Thanks to welcoming a new addition to my family in the last four weeks my Laithwaites Premiere September review comes in the dying hours of the month. Better late than never though, here are my thoughts on the current bottles, and they’re both ones which I have never tried before which is always a treat.
Los Cardos Sauvignon Blanc 2016, Mendoza, Argentina, 11%, £10.49
Interestingly enough the literature which I received with the wine was referring to the 2015 vintage as opposed to the 2016 (an incredibly young wine) which is what I am tasting today. It also stated that the alcohol level was 13%, whereas the bottle label describes it as just 11% which is a bit of a difference. A quick internet search does indeed show that the literature is wrong and this wine is positioned at the lower alcohol point.
The vineyards that the grapes are sourced from are located at the characteristically high levels you expect from Argentina; some 1,000 metres above sea level. The constant sunshine but reduced temperatures of the high altitude ensures you have well ripened fruit whilst retaining the lighter floral characters of gently ripened grapes.
In colour this is lemon yellow with green-gold tints. The nose is light, fresh and bright with green apple and pear flesh, citrus lime, watermelon, grapefruit, and a touch of cream.
The wine has a full rounded gloopy body that is filled with flavour. Alongside the lime citrus and cream from the nose there is a full on dollop of gooseberry that melds with the green flesh of apple. The acidity is crisp and well balanced against the lighter profile of the wine and the end palate has a lovely dash of zippy zinginess to keep things juicy and lifted in to the good length finish.

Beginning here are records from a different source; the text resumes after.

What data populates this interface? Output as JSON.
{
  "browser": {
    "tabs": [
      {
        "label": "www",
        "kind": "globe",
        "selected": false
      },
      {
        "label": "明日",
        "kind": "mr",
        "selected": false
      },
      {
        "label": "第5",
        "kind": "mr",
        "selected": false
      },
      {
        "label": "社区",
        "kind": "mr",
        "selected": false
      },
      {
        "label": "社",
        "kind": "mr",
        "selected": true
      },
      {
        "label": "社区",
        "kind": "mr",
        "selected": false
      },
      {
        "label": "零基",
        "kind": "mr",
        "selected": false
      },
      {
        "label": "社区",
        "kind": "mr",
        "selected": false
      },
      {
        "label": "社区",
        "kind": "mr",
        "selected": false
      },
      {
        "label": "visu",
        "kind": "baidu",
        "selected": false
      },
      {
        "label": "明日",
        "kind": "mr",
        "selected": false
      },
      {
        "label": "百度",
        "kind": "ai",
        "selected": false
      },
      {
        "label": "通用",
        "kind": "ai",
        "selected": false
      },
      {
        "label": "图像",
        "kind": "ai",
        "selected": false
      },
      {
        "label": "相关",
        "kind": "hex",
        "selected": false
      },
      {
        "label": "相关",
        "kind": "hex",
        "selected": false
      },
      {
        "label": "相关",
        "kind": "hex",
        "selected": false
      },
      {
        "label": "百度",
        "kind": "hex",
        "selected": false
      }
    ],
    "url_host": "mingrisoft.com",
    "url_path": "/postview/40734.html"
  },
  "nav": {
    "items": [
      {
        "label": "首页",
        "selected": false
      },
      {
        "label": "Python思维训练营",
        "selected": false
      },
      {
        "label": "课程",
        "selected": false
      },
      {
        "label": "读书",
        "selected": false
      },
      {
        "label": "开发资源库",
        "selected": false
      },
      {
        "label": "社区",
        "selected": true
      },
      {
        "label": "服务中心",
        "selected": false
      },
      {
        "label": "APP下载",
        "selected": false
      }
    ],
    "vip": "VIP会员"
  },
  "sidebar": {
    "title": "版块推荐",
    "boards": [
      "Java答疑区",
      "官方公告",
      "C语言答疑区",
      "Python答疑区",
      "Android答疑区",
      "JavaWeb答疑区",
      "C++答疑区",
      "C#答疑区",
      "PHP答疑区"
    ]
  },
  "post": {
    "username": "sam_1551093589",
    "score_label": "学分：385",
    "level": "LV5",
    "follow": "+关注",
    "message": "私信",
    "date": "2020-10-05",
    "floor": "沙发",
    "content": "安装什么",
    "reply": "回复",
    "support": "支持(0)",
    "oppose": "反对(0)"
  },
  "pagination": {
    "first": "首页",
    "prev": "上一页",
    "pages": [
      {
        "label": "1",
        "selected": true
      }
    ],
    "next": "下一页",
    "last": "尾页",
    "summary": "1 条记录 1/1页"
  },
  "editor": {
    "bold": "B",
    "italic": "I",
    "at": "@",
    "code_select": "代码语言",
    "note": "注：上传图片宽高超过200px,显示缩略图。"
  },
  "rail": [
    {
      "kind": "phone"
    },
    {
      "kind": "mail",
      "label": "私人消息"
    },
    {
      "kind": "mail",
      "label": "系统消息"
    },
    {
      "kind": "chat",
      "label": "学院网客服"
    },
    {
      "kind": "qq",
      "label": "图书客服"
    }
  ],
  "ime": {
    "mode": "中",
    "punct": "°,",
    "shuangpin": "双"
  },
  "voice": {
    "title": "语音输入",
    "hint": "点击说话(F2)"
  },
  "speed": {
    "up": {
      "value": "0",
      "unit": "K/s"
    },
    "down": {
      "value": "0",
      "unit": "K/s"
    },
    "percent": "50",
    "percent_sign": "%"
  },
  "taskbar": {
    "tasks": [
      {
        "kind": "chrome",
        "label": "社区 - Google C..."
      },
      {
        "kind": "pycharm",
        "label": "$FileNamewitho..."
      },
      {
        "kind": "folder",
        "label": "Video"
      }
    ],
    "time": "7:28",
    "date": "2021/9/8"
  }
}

This is a pleasant little number which is full of flavour but delicate at the same time, and you need to be careful not to over-chill which would kill some of the subtler nuances. The £10.49 price tag is just a little over and above what I’d expect to pay for this, but it’s a good example of New World meets Old World Sauvignon Blanc.
I can imagine this would pair very well with fish, but I had fish for dinner last night, and it’s steak for me tonight. What better time then to move on to the red selection!
Cuvée du Vatican Réserve de l’Abbé 2014 Cótes du Rhone, France, 14%, £9.99
Well known for its power and full flavour this Rhone wine (comprised of 80% Grenache and 20% Syrah) comes with the suggestion of giving it an hour decant ahead of drinking. Always looking for a good taste comparison I decided to do just that, but also to take a glass straight out of the bottle to gauge the difference. Now that summer has died out and there are a lot less flies about I’m happy to get my decanter back in to commission.
Happily the bottle supplied matches the one I was expecting and, sure enough with a little air time, the raw flavours and hollowed out mid-palate spread and expanded in to a rich finish.
A dark brambly purple in colour, the nose of this wine is full of Syrah spice and the crunchy black fruit from the Grenache. There’s also hints of pepper and cloves, blackberry, redcurrant and a nice warmth from the alcohol.
On the palate there is the instant hit of black cherry and berry alongside a medium chalky tannin. The mid-palate adds spice, bitterness, dark chocolate and prune, and the overall sensation is quite brooding with traits of meat, tobacco and leather.
A fresh acidity sears through the top of the palate, nicely cutting through the darker notes of the wine and the fatty elements of my steak. Even after a bit of decanting this wine still retains a ‘rustic’ profile, but paired with the food it is well balanced and in character.
At the £9.99 price-point this one sits about right for me value-wise and, whilst both were well structured wines, on that point it ensures that the red wine comes out top of the two Laithwaites Premiere offerings this month.